---------- Exercise materials ----------

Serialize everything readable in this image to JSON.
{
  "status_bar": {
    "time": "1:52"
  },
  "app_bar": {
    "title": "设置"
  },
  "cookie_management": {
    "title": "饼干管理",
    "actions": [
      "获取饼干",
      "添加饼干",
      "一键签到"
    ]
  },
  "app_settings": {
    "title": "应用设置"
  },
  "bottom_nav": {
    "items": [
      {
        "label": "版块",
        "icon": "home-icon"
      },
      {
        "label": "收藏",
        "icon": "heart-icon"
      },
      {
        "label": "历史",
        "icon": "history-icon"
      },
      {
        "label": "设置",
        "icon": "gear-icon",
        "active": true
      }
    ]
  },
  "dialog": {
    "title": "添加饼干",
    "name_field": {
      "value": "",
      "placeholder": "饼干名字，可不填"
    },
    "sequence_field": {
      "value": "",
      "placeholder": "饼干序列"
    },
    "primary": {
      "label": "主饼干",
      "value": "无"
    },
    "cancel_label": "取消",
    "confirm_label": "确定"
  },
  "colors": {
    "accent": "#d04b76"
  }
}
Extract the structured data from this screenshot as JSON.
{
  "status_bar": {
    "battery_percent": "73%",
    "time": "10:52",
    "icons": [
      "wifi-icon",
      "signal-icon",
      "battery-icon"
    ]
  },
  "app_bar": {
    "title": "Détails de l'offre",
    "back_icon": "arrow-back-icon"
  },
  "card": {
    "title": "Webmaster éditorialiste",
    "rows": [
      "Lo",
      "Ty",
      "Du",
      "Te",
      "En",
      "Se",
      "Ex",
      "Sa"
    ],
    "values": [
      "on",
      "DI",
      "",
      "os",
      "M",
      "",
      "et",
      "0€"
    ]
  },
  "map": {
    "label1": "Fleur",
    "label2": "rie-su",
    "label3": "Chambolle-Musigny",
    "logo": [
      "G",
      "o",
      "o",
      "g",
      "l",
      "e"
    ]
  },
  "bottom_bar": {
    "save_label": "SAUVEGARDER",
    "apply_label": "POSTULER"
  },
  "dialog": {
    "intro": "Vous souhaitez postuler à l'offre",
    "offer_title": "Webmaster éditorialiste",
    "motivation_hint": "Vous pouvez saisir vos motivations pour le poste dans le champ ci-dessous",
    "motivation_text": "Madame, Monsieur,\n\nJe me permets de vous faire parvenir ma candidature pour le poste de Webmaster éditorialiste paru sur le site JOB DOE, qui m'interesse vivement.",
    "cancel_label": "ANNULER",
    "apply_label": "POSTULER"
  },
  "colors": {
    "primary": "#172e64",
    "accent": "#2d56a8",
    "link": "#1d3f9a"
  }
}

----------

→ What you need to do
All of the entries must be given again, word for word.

→ Reply to the exercise
Serialize everything readable in this image to JSON.
{
  "status_bar": {
    "time": "1:52"
  },
  "app_bar": {
    "title": "设置"
  },
  "cookie_management": {
    "title": "饼干管理",
    "actions": [
      "获取饼干",
      "添加饼干",
      "一键签到"
    ]
  },
  "app_settings": {
    "title": "应用设置"
  },
  "bottom_nav": {
    "items": [
      {
        "label": "版块",
        "icon": "home-icon"
      },
      {
        "label": "收藏",
        "icon": "heart-icon"
      },
      {
        "label": "历史",
        "icon": "history-icon"
      },
      {
        "label": "设置",
        "icon": "gear-icon",
        "active": true
      }
    ]
  },
  "dialog": {
    "title": "添加饼干",
    "name_field": {
      "value": "",
      "placeholder": "饼干名字，可不填"
    },
    "sequence_field": {
      "value": "",
      "placeholder": "饼干序列"
    },
    "primary": {
      "label": "主饼干",
      "value": "无"
    },
    "cancel_label": "取消",
    "confirm_label": "确定"
  },
  "colors": {
    "accent": "#d04b76"
  }
}
Extract the structured data from this screenshot as JSON.
{
  "status_bar": {
    "battery_percent": "73%",
    "time": "10:52",
    "icons": [
      "wifi-icon",
      "signal-icon",
      "battery-icon"
    ]
  },
  "app_bar": {
    "title": "Détails de l'offre",
    "back_icon": "arrow-back-icon"
  },
  "card": {
    "title": "Webmaster éditorialiste",
    "rows": [
      "Lo",
      "Ty",
      "Du",
      "Te",
      "En",
      "Se",
      "Ex",
      "Sa"
    ],
    "values": [
      "on",
      "DI",
      "",
      "os",
      "M",
      "",
      "et",
      "0€"
    ]
  },
  "map": {
    "label1": "Fleur",
    "label2": "rie-su",
    "label3": "Chambolle-Musigny",
    "logo": [
      "G",
      "o",
      "o",
      "g",
      "l",
      "e"
    ]
  },
  "bottom_bar": {
    "save_label": "SAUVEGARDER",
    "apply_label": "POSTULER"
  },
  "dialog": {
    "intro": "Vous souhaitez postuler à l'offre",
    "offer_title": "Webmaster éditorialiste",
    "motivation_hint": "Vous pouvez saisir vos motivations pour le poste dans le champ ci-dessous",
    "motivation_text": "Madame, Monsieur,\n\nJe me permets de vous faire parvenir ma candidature pour le poste de Webmaster éditorialiste paru sur le site JOB DOE, qui m'interesse vivement.",
    "cancel_label": "ANNULER",
    "apply_label": "POSTULER"
  },
  "colors": {
    "primary": "#172e64",
    "accent": "#2d56a8",
    "link": "#1d3f9a"
  }
}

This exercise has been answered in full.